Admittedly, the petitioner's situation in Chi Thon Ngo was more extreme than that of the petitioner in Zemski and the petitioners in the instant case. The petitioner in Chi Thon Ngo, although removable under the INA, could not be repatriated because his native country would not accept him. Because there was no way of knowing if the petitioner would ever be deported, *524 the duration of his detention was truly "indeterminable." Left without any legal recourse, the petitioner was "literally in a legal limbo." See Juarez-Vasquez v. Holmes, Civ. A. No. 00-4727, 2000 WL 1705775, *2 (Weiner, J.) (E.D.Pa.2000) (discussing Chi Thon Ngo). Here, Petitioners will remain in detention only as long as they appeal the decision to deport them. This is a factor that was relied upon heavily in Parra v. Perryman, 172 F.3d 954, 958 (7th Cir.1999) (an alien convicted of an aggravated felony could avoid a prolonged detention by choosing to forego such litigation and return to their native country).

Several other courts of this District have declined to follow Parra. See Bouayad v. Holmes, 74 F. Supp. 2d 471, 476 (E.D.Pa. 1999) (petitioner granted a bail hearing); Juarez-Vasquez v. Holmes, Civ. A. No. 00-4727, 2000 WL 1705775, *2 (Weiner, J.) (E.D.Pa.2000) (same). In Bouayad, the court stated:

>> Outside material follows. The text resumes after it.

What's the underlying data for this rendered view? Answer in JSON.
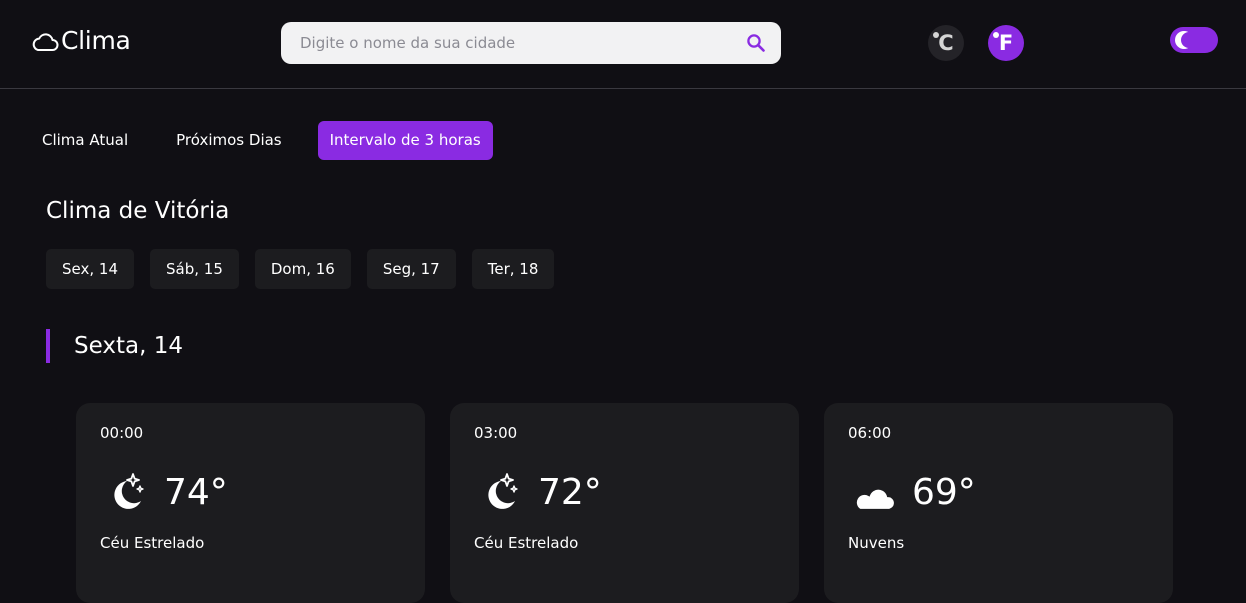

[W]here, as here, a petitioner contests whether he is removable under 8 U.S.C. § 1227, the option of ending detention by departing this country does not cure any constitutionality infirmity in the mandatory detention provisions. To hold otherwise would be to put the cart before the horse by requiring an alien who is subject to mandatory detention and not yet under a final order of removal to forego any challenges to the removal proceeding in order to secure his or her liberty.

Bouayad, 74 F. Supp. 2d at 476 (internal citations omitted). We find application of this logic to Petitioners' circumstance to be sound, particularly because, as aliens convicted of aggravated felonies, the INA prohibits their voluntary departure, see 8 U.S.C. § 1229c, and thus requires that they remain in detention while they pursue their appeal. Such a legal quagmire constitutes a denial of Petitioner's due process right to be free from unnecessary detention.

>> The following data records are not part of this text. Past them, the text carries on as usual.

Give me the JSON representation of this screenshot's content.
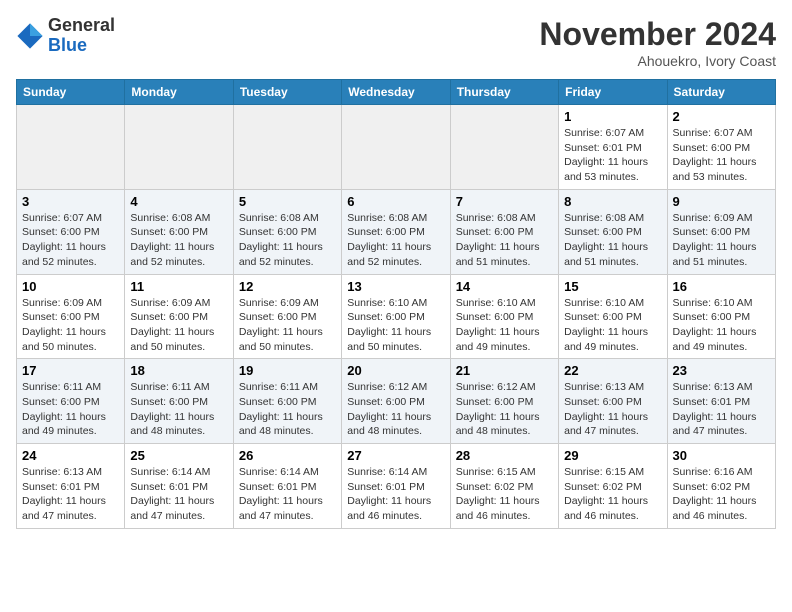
{
  "header": {
    "logo_general": "General",
    "logo_blue": "Blue",
    "month_title": "November 2024",
    "location": "Ahouekro, Ivory Coast"
  },
  "weekdays": [
    "Sunday",
    "Monday",
    "Tuesday",
    "Wednesday",
    "Thursday",
    "Friday",
    "Saturday"
  ],
  "weeks": [
    [
      {
        "day": "",
        "info": ""
      },
      {
        "day": "",
        "info": ""
      },
      {
        "day": "",
        "info": ""
      },
      {
        "day": "",
        "info": ""
      },
      {
        "day": "",
        "info": ""
      },
      {
        "day": "1",
        "info": "Sunrise: 6:07 AM\nSunset: 6:01 PM\nDaylight: 11 hours and 53 minutes."
      },
      {
        "day": "2",
        "info": "Sunrise: 6:07 AM\nSunset: 6:00 PM\nDaylight: 11 hours and 53 minutes."
      }
    ],
    [
      {
        "day": "3",
        "info": "Sunrise: 6:07 AM\nSunset: 6:00 PM\nDaylight: 11 hours and 52 minutes."
      },
      {
        "day": "4",
        "info": "Sunrise: 6:08 AM\nSunset: 6:00 PM\nDaylight: 11 hours and 52 minutes."
      },
      {
        "day": "5",
        "info": "Sunrise: 6:08 AM\nSunset: 6:00 PM\nDaylight: 11 hours and 52 minutes."
      },
      {
        "day": "6",
        "info": "Sunrise: 6:08 AM\nSunset: 6:00 PM\nDaylight: 11 hours and 52 minutes."
      },
      {
        "day": "7",
        "info": "Sunrise: 6:08 AM\nSunset: 6:00 PM\nDaylight: 11 hours and 51 minutes."
      },
      {
        "day": "8",
        "info": "Sunrise: 6:08 AM\nSunset: 6:00 PM\nDaylight: 11 hours and 51 minutes."
      },
      {
        "day": "9",
        "info": "Sunrise: 6:09 AM\nSunset: 6:00 PM\nDaylight: 11 hours and 51 minutes."
      }
    ],
    [
      {
        "day": "10",
        "info": "Sunrise: 6:09 AM\nSunset: 6:00 PM\nDaylight: 11 hours and 50 minutes."
      },
      {
        "day": "11",
        "info": "Sunrise: 6:09 AM\nSunset: 6:00 PM\nDaylight: 11 hours and 50 minutes."
      },
      {
        "day": "12",
        "info": "Sunrise: 6:09 AM\nSunset: 6:00 PM\nDaylight: 11 hours and 50 minutes."
      },
      {
        "day": "13",
        "info": "Sunrise: 6:10 AM\nSunset: 6:00 PM\nDaylight: 11 hours and 50 minutes."
      },
      {
        "day": "14",
        "info": "Sunrise: 6:10 AM\nSunset: 6:00 PM\nDaylight: 11 hours and 49 minutes."
      },
      {
        "day": "15",
        "info": "Sunrise: 6:10 AM\nSunset: 6:00 PM\nDaylight: 11 hours and 49 minutes."
      },
      {
        "day": "16",
        "info": "Sunrise: 6:10 AM\nSunset: 6:00 PM\nDaylight: 11 hours and 49 minutes."
      }
    ],
    [
      {
        "day": "17",
        "info": "Sunrise: 6:11 AM\nSunset: 6:00 PM\nDaylight: 11 hours and 49 minutes."
      },
      {
        "day": "18",
        "info": "Sunrise: 6:11 AM\nSunset: 6:00 PM\nDaylight: 11 hours and 48 minutes."
      },
      {
        "day": "19",
        "info": "Sunrise: 6:11 AM\nSunset: 6:00 PM\nDaylight: 11 hours and 48 minutes."
      },
      {
        "day": "20",
        "info": "Sunrise: 6:12 AM\nSunset: 6:00 PM\nDaylight: 11 hours and 48 minutes."
      },
      {
        "day": "21",
        "info": "Sunrise: 6:12 AM\nSunset: 6:00 PM\nDaylight: 11 hours and 48 minutes."
      },
      {
        "day": "22",
        "info": "Sunrise: 6:13 AM\nSunset: 6:00 PM\nDaylight: 11 hours and 47 minutes."
      },
      {
        "day": "23",
        "info": "Sunrise: 6:13 AM\nSunset: 6:01 PM\nDaylight: 11 hours and 47 minutes."
      }
    ],
    [
      {
        "day": "24",
        "info": "Sunrise: 6:13 AM\nSunset: 6:01 PM\nDaylight: 11 hours and 47 minutes."
      },
      {
        "day": "25",
        "info": "Sunrise: 6:14 AM\nSunset: 6:01 PM\nDaylight: 11 hours and 47 minutes."
      },
      {
        "day": "26",
        "info": "Sunrise: 6:14 AM\nSunset: 6:01 PM\nDaylight: 11 hours and 47 minutes."
      },
      {
        "day": "27",
        "info": "Sunrise: 6:14 AM\nSunset: 6:01 PM\nDaylight: 11 hours and 46 minutes."
      },
      {
        "day": "28",
        "info": "Sunrise: 6:15 AM\nSunset: 6:02 PM\nDaylight: 11 hours and 46 minutes."
      },
      {
        "day": "29",
        "info": "Sunrise: 6:15 AM\nSunset: 6:02 PM\nDaylight: 11 hours and 46 minutes."
      },
      {
        "day": "30",
        "info": "Sunrise: 6:16 AM\nSunset: 6:02 PM\nDaylight: 11 hours and 46 minutes."
      }
    ]
  ]
}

Petitioners have asked this Court for an immediate release on bail through the exercise of the federal courts' "inherent authority to admit to bail individuals properly within their jurisdiction." See Mapp v. Reno, 241 F.3d 221, 226 (2d Cir.2001). We deny such relief. Cf. Landano v. Rafferty, 970 F.2d 1230, 1239 (3d Cir.1992) (release of prisoner on bail during pendency of habeas petition requires finding of "extraordinary circumstances"). However, we will require that the INS provide each Petitioner with the requisite individualized hearing as did the courts in Zemski and Bouayad.



Under the circumstances we conclude that the mandatory detention of Petitioners by the INS pending the outcome of their appeal of the decision to deport them is a violation of their respective due process rights. Accordingly we will order that the INS conduct a bail hearing to determine the necessity of detaining each Petitioner.

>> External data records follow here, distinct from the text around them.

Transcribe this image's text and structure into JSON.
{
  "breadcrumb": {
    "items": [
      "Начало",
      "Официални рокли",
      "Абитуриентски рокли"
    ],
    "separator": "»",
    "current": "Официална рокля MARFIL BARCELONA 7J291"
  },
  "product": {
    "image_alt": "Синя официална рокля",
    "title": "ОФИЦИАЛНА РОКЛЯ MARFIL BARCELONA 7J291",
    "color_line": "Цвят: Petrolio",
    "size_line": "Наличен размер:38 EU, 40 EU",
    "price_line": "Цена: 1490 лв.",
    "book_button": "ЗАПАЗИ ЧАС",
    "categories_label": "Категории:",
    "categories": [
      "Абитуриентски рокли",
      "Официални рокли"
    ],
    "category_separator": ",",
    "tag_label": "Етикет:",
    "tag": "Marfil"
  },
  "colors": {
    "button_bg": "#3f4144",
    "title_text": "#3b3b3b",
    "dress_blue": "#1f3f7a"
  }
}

An appropriate order follows.



AND NOW, this 24st day of May, 2001, IT IS HEREBY ORDERED THAT the petition for a writ of habeas corpus under 28 U.S.C. § 2241 is GRANTED as follows:

1. Petitioners are to be RELEASED from custody unless Respondent commences an individualized evaluation, including an individual hearing and decision within thirty (30) days, to determine whether the continued detention of each Petitioner is necessary to prevent risk of flight or danger to the community.

*525 2. If either Petitioner demonstrates that he is not a threat to the community or a flight risk, Respondent immediately shall order said Petitioner released from custody on bond upon reasonable conditions.

3. So long as either Petitioner remains in INS custody, the procedure set forth in paragraph 1 hereof shall be repeated every six (6) months if said Petitioner so requests.